_Aim of the task_: Filter the listing below down to the lines with the word "time" and copy those.

_Excerpted data_:
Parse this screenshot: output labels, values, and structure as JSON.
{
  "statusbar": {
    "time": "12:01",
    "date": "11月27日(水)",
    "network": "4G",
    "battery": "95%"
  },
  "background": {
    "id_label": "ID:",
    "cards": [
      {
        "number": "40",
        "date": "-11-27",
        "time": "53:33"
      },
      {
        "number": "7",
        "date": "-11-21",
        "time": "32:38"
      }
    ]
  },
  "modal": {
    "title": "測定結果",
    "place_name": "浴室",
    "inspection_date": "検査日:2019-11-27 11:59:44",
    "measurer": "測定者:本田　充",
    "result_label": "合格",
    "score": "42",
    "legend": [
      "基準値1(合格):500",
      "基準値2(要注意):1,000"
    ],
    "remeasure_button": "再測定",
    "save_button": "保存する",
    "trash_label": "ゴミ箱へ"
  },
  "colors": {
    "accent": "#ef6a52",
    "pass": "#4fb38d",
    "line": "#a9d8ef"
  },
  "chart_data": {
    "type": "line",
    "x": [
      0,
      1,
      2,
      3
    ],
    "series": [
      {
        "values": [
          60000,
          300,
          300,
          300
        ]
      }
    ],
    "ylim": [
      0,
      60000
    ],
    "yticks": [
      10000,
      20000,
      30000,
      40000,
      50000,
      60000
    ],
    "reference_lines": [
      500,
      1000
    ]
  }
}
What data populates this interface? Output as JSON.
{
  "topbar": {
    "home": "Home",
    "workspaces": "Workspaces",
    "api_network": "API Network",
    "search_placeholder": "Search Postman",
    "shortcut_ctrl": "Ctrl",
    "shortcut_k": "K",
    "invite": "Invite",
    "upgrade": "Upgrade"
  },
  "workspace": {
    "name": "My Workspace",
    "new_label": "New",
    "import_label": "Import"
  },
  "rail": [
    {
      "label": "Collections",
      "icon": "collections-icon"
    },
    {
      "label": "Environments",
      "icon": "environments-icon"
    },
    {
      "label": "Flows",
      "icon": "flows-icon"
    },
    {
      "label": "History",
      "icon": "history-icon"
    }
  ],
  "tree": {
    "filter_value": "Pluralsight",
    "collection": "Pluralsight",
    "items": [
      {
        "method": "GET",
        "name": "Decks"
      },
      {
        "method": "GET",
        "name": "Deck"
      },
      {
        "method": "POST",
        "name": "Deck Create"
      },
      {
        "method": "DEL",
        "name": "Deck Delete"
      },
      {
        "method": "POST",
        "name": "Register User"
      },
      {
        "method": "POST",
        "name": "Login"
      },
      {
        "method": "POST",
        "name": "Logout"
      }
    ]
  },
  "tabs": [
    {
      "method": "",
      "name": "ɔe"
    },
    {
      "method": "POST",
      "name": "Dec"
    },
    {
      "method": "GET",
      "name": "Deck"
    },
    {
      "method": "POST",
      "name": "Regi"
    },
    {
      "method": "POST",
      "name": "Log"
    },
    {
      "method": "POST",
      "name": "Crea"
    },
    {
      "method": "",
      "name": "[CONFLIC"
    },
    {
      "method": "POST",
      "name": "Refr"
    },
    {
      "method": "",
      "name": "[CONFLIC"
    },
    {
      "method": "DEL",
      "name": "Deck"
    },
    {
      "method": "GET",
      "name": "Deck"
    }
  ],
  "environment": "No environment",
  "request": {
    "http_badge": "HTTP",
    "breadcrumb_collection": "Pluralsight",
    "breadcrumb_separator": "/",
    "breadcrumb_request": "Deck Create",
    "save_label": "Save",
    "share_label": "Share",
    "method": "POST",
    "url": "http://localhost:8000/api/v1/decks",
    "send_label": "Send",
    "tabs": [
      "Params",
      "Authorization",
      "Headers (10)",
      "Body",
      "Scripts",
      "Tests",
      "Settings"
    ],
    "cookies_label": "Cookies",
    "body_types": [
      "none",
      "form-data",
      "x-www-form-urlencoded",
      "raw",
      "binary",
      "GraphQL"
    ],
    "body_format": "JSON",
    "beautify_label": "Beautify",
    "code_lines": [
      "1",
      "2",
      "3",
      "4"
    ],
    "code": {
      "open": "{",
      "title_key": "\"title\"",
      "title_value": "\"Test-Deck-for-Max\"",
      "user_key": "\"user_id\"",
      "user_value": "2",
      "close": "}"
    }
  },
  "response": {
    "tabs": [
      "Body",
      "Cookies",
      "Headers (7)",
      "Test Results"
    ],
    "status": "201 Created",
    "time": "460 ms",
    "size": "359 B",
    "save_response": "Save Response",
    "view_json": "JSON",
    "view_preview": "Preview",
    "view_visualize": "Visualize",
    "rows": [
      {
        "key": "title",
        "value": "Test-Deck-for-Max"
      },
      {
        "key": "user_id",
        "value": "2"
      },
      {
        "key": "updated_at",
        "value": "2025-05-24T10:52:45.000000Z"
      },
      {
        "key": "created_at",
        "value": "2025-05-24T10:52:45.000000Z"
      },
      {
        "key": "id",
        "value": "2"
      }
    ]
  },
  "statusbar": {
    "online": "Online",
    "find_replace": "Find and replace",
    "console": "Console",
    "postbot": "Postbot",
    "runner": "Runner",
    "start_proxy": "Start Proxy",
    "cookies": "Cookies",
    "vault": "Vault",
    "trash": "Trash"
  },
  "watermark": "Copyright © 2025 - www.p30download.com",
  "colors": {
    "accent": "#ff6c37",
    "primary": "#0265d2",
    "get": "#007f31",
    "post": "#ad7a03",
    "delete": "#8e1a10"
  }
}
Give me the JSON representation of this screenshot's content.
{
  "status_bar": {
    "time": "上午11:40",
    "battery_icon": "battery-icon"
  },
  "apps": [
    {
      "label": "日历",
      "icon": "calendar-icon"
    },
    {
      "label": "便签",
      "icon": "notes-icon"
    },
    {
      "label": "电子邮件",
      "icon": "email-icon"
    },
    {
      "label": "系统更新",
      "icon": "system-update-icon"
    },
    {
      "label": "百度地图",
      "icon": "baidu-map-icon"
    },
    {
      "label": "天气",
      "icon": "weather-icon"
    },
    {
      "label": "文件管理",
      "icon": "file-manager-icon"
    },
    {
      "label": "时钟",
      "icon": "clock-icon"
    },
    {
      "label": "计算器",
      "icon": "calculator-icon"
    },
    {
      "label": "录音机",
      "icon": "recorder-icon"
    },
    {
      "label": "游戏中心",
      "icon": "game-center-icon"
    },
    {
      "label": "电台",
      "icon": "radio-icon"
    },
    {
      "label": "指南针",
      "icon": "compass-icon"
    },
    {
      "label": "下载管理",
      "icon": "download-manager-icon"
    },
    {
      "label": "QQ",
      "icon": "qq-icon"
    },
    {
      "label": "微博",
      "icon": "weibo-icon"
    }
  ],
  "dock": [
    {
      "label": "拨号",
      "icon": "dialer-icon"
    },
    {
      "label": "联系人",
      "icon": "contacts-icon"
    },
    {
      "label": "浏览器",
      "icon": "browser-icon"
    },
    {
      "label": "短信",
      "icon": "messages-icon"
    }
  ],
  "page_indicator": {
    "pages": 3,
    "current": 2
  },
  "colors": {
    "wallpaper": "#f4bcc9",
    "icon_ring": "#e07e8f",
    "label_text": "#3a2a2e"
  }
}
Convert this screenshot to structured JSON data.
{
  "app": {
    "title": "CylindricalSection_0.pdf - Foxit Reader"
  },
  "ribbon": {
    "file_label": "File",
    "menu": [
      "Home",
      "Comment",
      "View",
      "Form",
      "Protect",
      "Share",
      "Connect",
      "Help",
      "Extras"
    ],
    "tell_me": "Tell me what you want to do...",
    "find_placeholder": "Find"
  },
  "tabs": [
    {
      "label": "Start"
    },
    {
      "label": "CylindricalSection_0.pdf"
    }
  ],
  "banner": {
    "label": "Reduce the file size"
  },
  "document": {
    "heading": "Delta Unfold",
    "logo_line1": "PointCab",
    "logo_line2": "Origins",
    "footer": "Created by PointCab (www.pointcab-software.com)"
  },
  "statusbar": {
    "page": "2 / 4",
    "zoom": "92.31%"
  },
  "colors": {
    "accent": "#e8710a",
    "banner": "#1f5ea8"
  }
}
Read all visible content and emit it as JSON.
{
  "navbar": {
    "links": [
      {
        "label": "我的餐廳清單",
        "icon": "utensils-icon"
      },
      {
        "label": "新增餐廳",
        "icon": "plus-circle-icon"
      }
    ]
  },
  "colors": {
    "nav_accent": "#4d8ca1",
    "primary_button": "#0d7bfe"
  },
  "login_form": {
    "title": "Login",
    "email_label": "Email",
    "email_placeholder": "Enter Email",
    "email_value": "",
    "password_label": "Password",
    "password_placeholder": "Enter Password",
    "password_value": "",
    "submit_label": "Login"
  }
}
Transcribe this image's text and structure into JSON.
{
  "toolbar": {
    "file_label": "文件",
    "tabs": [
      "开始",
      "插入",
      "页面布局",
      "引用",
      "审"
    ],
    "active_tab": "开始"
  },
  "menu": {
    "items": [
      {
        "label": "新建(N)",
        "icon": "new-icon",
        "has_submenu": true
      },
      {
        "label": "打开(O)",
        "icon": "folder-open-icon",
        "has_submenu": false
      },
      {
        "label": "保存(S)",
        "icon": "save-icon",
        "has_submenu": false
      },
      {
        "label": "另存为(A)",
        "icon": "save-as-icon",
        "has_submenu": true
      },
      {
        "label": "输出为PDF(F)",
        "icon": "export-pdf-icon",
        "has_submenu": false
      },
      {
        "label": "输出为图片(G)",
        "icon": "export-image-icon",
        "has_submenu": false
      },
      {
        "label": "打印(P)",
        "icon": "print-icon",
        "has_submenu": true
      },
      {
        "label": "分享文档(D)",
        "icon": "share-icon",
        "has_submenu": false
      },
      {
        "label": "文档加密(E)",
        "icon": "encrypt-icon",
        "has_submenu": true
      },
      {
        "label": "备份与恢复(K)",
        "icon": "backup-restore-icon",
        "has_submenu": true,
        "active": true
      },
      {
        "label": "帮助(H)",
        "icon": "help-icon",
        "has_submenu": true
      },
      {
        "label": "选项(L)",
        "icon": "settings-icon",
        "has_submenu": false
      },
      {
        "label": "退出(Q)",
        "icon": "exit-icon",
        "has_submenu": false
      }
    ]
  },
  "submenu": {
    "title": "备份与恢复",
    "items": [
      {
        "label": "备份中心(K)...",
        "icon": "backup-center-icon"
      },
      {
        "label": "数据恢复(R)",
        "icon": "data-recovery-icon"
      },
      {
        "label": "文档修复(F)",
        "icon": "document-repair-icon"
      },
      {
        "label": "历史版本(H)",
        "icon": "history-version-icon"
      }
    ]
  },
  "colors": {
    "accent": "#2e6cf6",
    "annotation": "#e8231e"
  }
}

_Written solution_:
    "time": "12:01",
        "time": "53:33"
        "time": "32:38"
    "time": "460 ms",
    "time": "上午11:40",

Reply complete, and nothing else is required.